Start of Block

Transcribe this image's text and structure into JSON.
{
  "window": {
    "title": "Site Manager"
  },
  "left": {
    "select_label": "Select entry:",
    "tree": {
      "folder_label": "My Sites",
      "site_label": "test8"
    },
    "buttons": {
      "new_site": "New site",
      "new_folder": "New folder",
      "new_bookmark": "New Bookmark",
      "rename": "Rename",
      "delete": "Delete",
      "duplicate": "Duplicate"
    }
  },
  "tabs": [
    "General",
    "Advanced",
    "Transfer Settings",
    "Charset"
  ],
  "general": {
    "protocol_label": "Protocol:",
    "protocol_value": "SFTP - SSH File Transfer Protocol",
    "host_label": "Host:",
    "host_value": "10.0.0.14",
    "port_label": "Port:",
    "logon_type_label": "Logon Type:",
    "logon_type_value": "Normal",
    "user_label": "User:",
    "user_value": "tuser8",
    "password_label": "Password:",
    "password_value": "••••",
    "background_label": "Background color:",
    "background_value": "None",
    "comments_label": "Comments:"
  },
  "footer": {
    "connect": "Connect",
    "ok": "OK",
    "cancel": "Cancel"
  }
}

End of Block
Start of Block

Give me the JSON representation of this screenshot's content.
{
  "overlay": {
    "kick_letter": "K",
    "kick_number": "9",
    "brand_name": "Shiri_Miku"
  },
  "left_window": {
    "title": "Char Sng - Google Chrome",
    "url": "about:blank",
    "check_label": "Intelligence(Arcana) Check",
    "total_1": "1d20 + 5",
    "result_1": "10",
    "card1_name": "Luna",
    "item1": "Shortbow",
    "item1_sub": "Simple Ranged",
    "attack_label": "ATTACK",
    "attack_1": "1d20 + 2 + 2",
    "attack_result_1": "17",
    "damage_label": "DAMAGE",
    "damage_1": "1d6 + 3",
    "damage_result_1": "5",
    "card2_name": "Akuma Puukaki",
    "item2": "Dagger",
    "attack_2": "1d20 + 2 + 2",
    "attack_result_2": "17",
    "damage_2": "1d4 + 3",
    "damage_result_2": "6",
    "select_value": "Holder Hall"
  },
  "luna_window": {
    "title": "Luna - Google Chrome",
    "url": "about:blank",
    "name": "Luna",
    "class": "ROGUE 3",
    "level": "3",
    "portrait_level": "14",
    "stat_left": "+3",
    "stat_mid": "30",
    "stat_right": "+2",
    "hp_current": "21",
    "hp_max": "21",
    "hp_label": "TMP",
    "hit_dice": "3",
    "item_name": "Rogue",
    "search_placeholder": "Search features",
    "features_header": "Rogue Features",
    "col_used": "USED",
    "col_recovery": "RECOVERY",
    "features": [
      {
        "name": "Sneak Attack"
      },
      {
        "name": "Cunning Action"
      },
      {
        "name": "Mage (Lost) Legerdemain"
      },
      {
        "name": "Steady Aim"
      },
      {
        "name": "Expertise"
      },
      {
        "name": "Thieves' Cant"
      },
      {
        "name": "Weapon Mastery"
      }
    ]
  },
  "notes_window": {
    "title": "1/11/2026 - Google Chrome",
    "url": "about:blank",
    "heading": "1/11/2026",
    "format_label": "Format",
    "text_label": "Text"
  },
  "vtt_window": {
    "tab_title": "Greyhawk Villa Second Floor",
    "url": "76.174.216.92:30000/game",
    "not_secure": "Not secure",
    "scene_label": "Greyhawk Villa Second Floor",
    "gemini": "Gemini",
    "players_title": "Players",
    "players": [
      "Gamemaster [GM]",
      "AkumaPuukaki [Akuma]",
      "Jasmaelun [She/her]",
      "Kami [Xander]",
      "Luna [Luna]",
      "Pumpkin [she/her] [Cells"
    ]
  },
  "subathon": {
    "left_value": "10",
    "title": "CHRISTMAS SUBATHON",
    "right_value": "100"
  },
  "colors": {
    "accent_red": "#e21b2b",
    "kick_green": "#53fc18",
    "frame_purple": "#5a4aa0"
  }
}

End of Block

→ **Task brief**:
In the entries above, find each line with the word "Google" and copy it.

→ **Exercise response**:
    "title": "Char Sng - Google Chrome",
    "title": "Luna - Google Chrome",
    "title": "1/11/2026 - Google Chrome",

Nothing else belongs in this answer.